### SUPPLIED ENTRIES ###
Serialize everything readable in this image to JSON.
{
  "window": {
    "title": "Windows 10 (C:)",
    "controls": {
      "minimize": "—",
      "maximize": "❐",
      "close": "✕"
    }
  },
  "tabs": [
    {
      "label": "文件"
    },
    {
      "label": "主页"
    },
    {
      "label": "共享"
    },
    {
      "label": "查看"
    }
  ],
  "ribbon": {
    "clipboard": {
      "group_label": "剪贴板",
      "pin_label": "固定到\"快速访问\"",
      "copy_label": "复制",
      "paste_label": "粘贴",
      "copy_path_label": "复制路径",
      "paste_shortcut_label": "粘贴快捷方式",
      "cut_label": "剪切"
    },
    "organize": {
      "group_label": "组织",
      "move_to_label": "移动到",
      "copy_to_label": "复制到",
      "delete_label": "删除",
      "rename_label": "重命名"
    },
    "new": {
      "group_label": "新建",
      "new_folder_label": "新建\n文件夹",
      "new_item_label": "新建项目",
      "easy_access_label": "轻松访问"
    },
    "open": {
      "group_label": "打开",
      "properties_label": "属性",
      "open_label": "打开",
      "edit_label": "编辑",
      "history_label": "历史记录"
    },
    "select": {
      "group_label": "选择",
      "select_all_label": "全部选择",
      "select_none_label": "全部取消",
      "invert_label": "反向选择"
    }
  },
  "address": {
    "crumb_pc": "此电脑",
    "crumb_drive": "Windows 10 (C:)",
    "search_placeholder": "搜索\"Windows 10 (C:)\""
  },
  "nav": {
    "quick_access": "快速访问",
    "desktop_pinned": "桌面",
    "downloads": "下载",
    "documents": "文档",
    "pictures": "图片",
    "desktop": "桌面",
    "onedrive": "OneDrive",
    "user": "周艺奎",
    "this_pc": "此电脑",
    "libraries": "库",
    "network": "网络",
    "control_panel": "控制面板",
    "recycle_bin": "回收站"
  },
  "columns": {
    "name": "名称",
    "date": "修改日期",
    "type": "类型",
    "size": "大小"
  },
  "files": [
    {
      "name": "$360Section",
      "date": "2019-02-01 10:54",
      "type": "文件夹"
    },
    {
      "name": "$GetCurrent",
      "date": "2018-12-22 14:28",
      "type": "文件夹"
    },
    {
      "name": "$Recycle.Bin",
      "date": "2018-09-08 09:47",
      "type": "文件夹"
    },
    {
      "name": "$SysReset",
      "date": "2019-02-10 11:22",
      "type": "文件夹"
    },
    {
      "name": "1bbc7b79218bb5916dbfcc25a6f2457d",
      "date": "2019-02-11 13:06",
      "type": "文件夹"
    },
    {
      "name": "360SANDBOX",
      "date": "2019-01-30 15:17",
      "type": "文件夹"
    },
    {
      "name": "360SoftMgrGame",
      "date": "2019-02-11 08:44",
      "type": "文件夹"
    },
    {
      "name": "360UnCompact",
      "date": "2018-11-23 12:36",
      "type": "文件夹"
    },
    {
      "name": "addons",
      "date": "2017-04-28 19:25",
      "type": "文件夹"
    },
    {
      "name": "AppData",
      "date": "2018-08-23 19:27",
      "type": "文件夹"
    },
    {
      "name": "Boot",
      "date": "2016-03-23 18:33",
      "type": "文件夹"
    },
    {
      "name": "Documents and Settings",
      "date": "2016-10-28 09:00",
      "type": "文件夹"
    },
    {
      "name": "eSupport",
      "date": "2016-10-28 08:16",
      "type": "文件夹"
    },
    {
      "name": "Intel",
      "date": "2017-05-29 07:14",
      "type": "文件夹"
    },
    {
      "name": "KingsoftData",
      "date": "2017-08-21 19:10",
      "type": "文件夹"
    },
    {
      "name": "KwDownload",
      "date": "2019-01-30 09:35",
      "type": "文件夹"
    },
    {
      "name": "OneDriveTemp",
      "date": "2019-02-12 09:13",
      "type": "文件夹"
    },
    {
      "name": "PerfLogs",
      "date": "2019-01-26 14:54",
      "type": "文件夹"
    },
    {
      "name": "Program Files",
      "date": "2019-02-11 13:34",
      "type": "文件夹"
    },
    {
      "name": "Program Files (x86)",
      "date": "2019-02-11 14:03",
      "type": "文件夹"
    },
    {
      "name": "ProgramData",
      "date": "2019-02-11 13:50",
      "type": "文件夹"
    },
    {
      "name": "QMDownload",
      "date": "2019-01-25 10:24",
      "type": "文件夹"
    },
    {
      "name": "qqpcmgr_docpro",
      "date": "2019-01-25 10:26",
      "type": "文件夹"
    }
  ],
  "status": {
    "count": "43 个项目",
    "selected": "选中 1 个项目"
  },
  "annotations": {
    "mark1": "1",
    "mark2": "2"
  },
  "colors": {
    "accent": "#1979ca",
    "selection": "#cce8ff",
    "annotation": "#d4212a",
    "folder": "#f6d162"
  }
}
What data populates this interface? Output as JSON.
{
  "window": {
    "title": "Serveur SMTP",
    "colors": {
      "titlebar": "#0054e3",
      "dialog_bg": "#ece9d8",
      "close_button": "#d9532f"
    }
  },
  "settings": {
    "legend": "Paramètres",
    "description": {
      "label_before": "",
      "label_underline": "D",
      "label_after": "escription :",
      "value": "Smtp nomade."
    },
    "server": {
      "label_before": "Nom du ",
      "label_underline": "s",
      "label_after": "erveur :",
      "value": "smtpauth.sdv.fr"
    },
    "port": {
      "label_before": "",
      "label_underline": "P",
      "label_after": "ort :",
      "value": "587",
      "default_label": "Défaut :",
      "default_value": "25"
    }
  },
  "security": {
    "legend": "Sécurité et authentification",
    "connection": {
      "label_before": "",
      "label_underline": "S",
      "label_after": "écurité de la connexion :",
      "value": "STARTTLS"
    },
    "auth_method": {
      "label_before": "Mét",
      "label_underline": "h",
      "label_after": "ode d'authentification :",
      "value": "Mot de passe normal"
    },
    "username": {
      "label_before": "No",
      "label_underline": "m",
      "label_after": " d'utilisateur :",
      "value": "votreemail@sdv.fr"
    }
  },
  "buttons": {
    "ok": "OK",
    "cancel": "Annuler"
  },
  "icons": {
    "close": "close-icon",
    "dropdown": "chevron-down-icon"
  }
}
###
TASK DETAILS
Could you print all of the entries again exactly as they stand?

TASK RESULT
Serialize everything readable in this image to JSON.
{
  "window": {
    "title": "Windows 10 (C:)",
    "controls": {
      "minimize": "—",
      "maximize": "❐",
      "close": "✕"
    }
  },
  "tabs": [
    {
      "label": "文件"
    },
    {
      "label": "主页"
    },
    {
      "label": "共享"
    },
    {
      "label": "查看"
    }
  ],
  "ribbon": {
    "clipboard": {
      "group_label": "剪贴板",
      "pin_label": "固定到\"快速访问\"",
      "copy_label": "复制",
      "paste_label": "粘贴",
      "copy_path_label": "复制路径",
      "paste_shortcut_label": "粘贴快捷方式",
      "cut_label": "剪切"
    },
    "organize": {
      "group_label": "组织",
      "move_to_label": "移动到",
      "copy_to_label": "复制到",
      "delete_label": "删除",
      "rename_label": "重命名"
    },
    "new": {
      "group_label": "新建",
      "new_folder_label": "新建\n文件夹",
      "new_item_label": "新建项目",
      "easy_access_label": "轻松访问"
    },
    "open": {
      "group_label": "打开",
      "properties_label": "属性",
      "open_label": "打开",
      "edit_label": "编辑",
      "history_label": "历史记录"
    },
    "select": {
      "group_label": "选择",
      "select_all_label": "全部选择",
      "select_none_label": "全部取消",
      "invert_label": "反向选择"
    }
  },
  "address": {
    "crumb_pc": "此电脑",
    "crumb_drive": "Windows 10 (C:)",
    "search_placeholder": "搜索\"Windows 10 (C:)\""
  },
  "nav": {
    "quick_access": "快速访问",
    "desktop_pinned": "桌面",
    "downloads": "下载",
    "documents": "文档",
    "pictures": "图片",
    "desktop": "桌面",
    "onedrive": "OneDrive",
    "user": "周艺奎",
    "this_pc": "此电脑",
    "libraries": "库",
    "network": "网络",
    "control_panel": "控制面板",
    "recycle_bin": "回收站"
  },
  "columns": {
    "name": "名称",
    "date": "修改日期",
    "type": "类型",
    "size": "大小"
  },
  "files": [
    {
      "name": "$360Section",
      "date": "2019-02-01 10:54",
      "type": "文件夹"
    },
    {
      "name": "$GetCurrent",
      "date": "2018-12-22 14:28",
      "type": "文件夹"
    },
    {
      "name": "$Recycle.Bin",
      "date": "2018-09-08 09:47",
      "type": "文件夹"
    },
    {
      "name": "$SysReset",
      "date": "2019-02-10 11:22",
      "type": "文件夹"
    },
    {
      "name": "1bbc7b79218bb5916dbfcc25a6f2457d",
      "date": "2019-02-11 13:06",
      "type": "文件夹"
    },
    {
      "name": "360SANDBOX",
      "date": "2019-01-30 15:17",
      "type": "文件夹"
    },
    {
      "name": "360SoftMgrGame",
      "date": "2019-02-11 08:44",
      "type": "文件夹"
    },
    {
      "name": "360UnCompact",
      "date": "2018-11-23 12:36",
      "type": "文件夹"
    },
    {
      "name": "addons",
      "date": "2017-04-28 19:25",
      "type": "文件夹"
    },
    {
      "name": "AppData",
      "date": "2018-08-23 19:27",
      "type": "文件夹"
    },
    {
      "name": "Boot",
      "date": "2016-03-23 18:33",
      "type": "文件夹"
    },
    {
      "name": "Documents and Settings",
      "date": "2016-10-28 09:00",
      "type": "文件夹"
    },
    {
      "name": "eSupport",
      "date": "2016-10-28 08:16",
      "type": "文件夹"
    },
    {
      "name": "Intel",
      "date": "2017-05-29 07:14",
      "type": "文件夹"
    },
    {
      "name": "KingsoftData",
      "date": "2017-08-21 19:10",
      "type": "文件夹"
    },
    {
      "name": "KwDownload",
      "date": "2019-01-30 09:35",
      "type": "文件夹"
    },
    {
      "name": "OneDriveTemp",
      "date": "2019-02-12 09:13",
      "type": "文件夹"
    },
    {
      "name": "PerfLogs",
      "date": "2019-01-26 14:54",
      "type": "文件夹"
    },
    {
      "name": "Program Files",
      "date": "2019-02-11 13:34",
      "type": "文件夹"
    },
    {
      "name": "Program Files (x86)",
      "date": "2019-02-11 14:03",
      "type": "文件夹"
    },
    {
      "name": "ProgramData",
      "date": "2019-02-11 13:50",
      "type": "文件夹"
    },
    {
      "name": "QMDownload",
      "date": "2019-01-25 10:24",
      "type": "文件夹"
    },
    {
      "name": "qqpcmgr_docpro",
      "date": "2019-01-25 10:26",
      "type": "文件夹"
    }
  ],
  "status": {
    "count": "43 个项目",
    "selected": "选中 1 个项目"
  },
  "annotations": {
    "mark1": "1",
    "mark2": "2"
  },
  "colors": {
    "accent": "#1979ca",
    "selection": "#cce8ff",
    "annotation": "#d4212a",
    "folder": "#f6d162"
  }
}
What data populates this interface? Output as JSON.
{
  "window": {
    "title": "Serveur SMTP",
    "colors": {
      "titlebar": "#0054e3",
      "dialog_bg": "#ece9d8",
      "close_button": "#d9532f"
    }
  },
  "settings": {
    "legend": "Paramètres",
    "description": {
      "label_before": "",
      "label_underline": "D",
      "label_after": "escription :",
      "value": "Smtp nomade."
    },
    "server": {
      "label_before": "Nom du ",
      "label_underline": "s",
      "label_after": "erveur :",
      "value": "smtpauth.sdv.fr"
    },
    "port": {
      "label_before": "",
      "label_underline": "P",
      "label_after": "ort :",
      "value": "587",
      "default_label": "Défaut :",
      "default_value": "25"
    }
  },
  "security": {
    "legend": "Sécurité et authentification",
    "connection": {
      "label_before": "",
      "label_underline": "S",
      "label_after": "écurité de la connexion :",
      "value": "STARTTLS"
    },
    "auth_method": {
      "label_before": "Mét",
      "label_underline": "h",
      "label_after": "ode d'authentification :",
      "value": "Mot de passe normal"
    },
    "username": {
      "label_before": "No",
      "label_underline": "m",
      "label_after": " d'utilisateur :",
      "value": "votreemail@sdv.fr"
    }
  },
  "buttons": {
    "ok": "OK",
    "cancel": "Annuler"
  },
  "icons": {
    "close": "close-icon",
    "dropdown": "chevron-down-icon"
  }
}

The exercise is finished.